Then, suddenly, on April 30, the glowing vent within Pu‘u ‘Ō‘ō cone collapsed. Soon afterward, the lava lake at Halema‘uma‘u crater in Hawai‘i Volcanoes National Park (HVNP) began to drop. And, on May 3, fissure eruptions broke out miles downslope in the Leilani Estates subdivision to the east.
The awe-inspiring and heartbreaking eruption of fiery fountains and molten rivers near the coast continued for four months. Small, daily earthquakes—60,000 of them between April 30 and August 4—shook up those who live and work around Volcano Village and HVNP. The largest measured 6.9 on the Richter scale. The park closed for safety reasons–some roads developed steaming cracks, building walls fractured, and water pipes burst. No staff or visitors were hurt.
Now, after rangers and engineers have repaired roads, hiking trails, campgrounds, and backcountry areas, almost all of HVNP (a UNESCO World Heritage Site and an International Biosphere Reserve) is again open and welcoming visitors.
Hawai‘i’s largest and youngest island, known to most people as “the Big Island,” gained about 875 acres of new land–jagged lava-rock coast and black-sand beaches. While most parts of the park remain as they were before the 2018 eruption, with the same forests and lava plains, other areas of the park are forever altered. The most dramatic change to the park’s landscape is the astoundingly wider and deeper summit crater, Halema‘uma‘u.

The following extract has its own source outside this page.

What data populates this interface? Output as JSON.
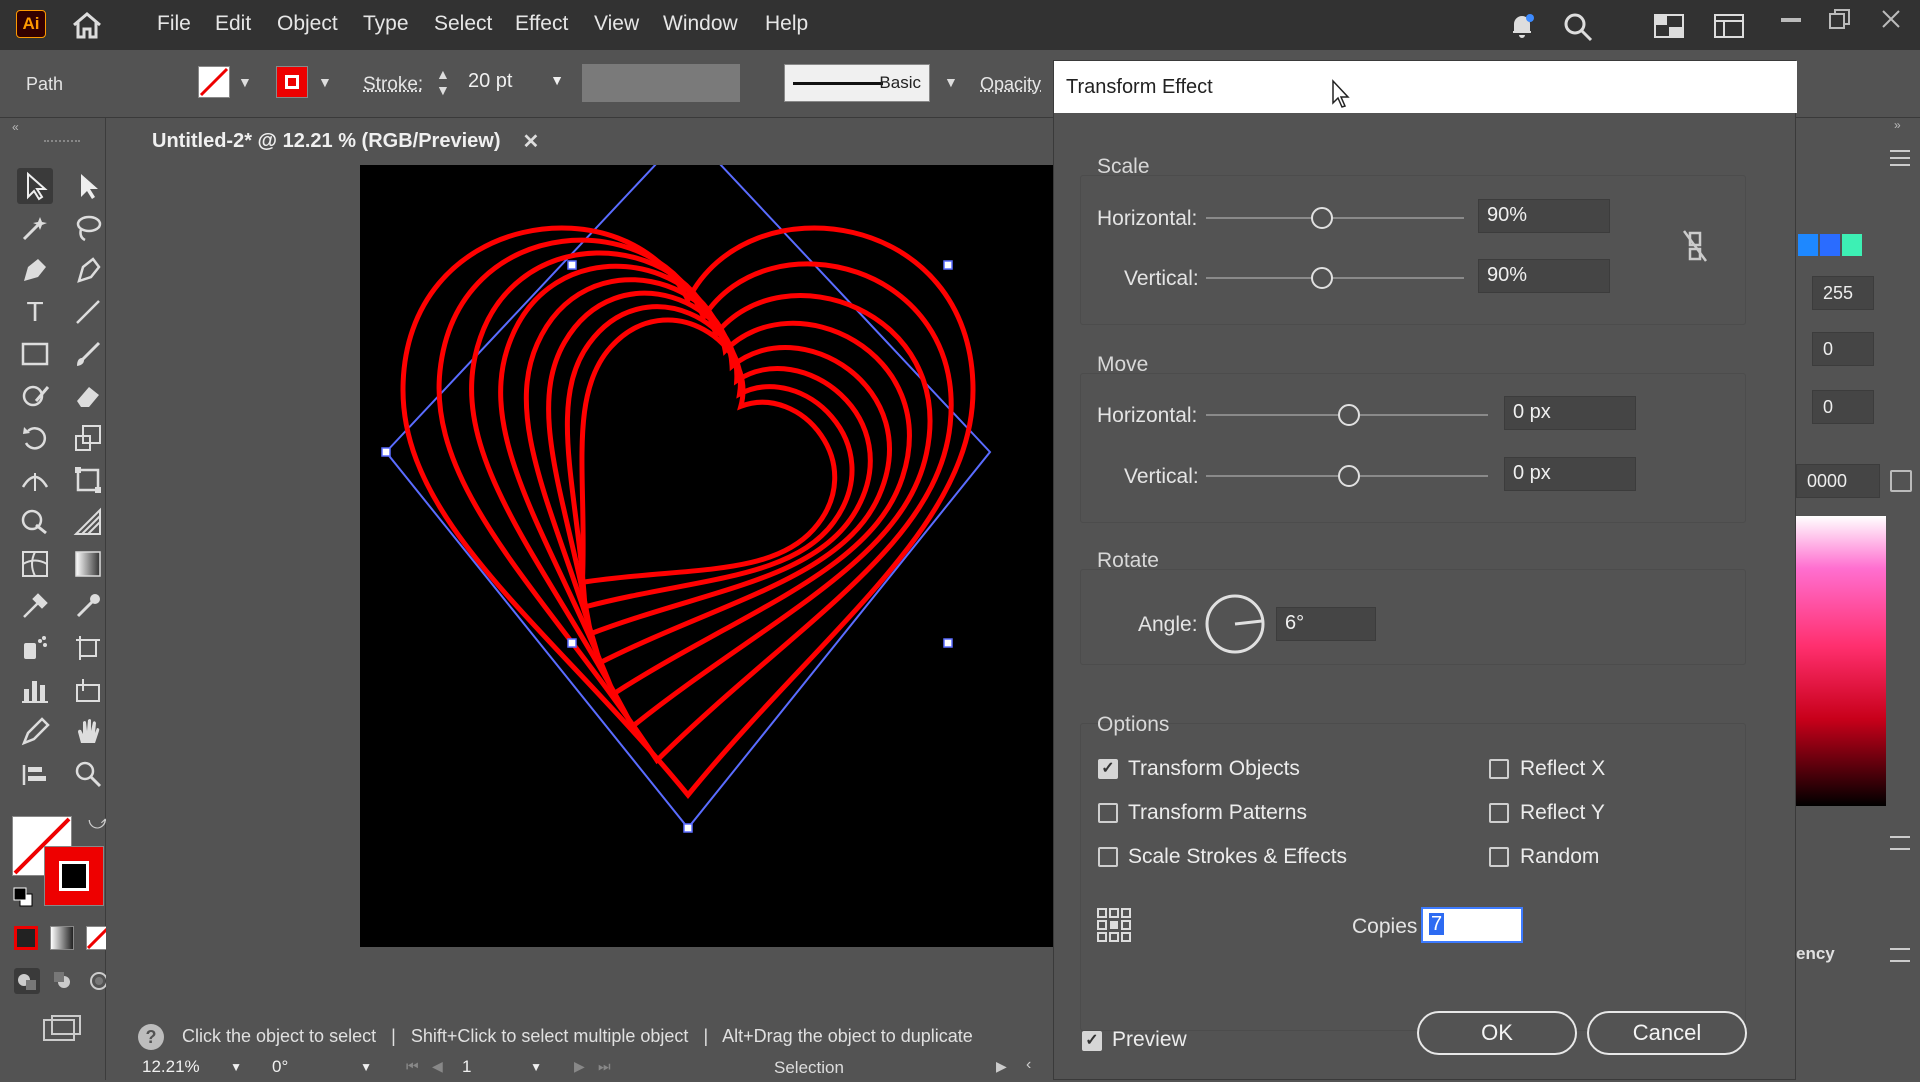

The summit caldera used to be primarily a flat lava plain surrounding Halema‘uma‘u crater. Now the views and sense of place have changed. Quakes have carved new escarpments into the caldera. Halema‘uma‘u’s volume has increased from about 75 million cubic yards to about 1.2 billion. It is no longer immediately fathomable as a whole geologic structure.

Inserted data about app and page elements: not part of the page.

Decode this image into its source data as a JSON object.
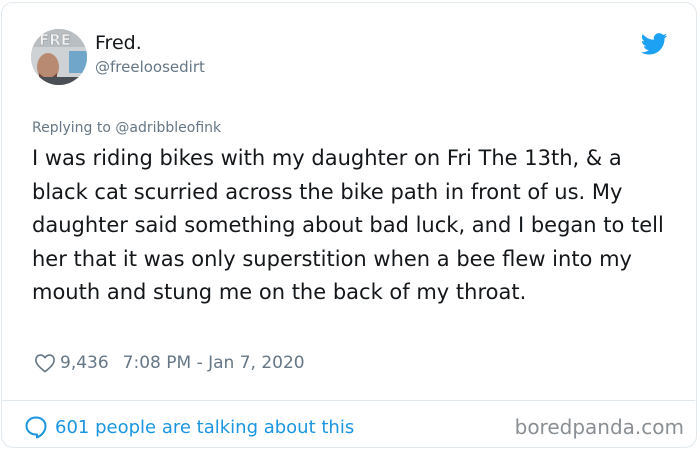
{
  "author": {
    "display_name": "Fred.",
    "handle": "@freeloosedirt",
    "avatar_text": "FRE"
  },
  "reply": {
    "replying_to": "Replying to @adribbleofink"
  },
  "tweet": {
    "text": "I was riding bikes with my daughter on Fri The 13th, & a black cat scurried across the bike path in front of us. My daughter said something about bad luck, and I began to tell her that it was only superstition when a bee flew into my mouth and stung me on the back of my throat."
  },
  "meta": {
    "likes": "9,436",
    "timestamp": "7:08 PM - Jan 7, 2020"
  },
  "footer": {
    "talking": "601 people are talking about this",
    "watermark": "boredpanda.com"
  },
  "icons": {
    "brand": "twitter-bird-icon",
    "like": "heart-icon",
    "conversation": "speech-bubble-icon"
  },
  "colors": {
    "twitter_blue": "#1da1f2",
    "link_blue": "#1b95e0",
    "secondary_text": "#657786",
    "border": "#e1e8ed"
  }
}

“There’s this duality, because not only is the volcano a source of destruction, but it’s also a crucible of creation,” park Ranger Dean Gallagher said during a guided hike along the Crater Rim Trail that partly encircles Halema‘uma‘u. He and other rangers lead informative hikes here and elsewhere in the park. “I want to give you a Hawaiian perspective,” he continued, describing how volcano goddess Pele “wipes the slate clean” and creates more land, and then her sister Hi‘iaka foments new growth.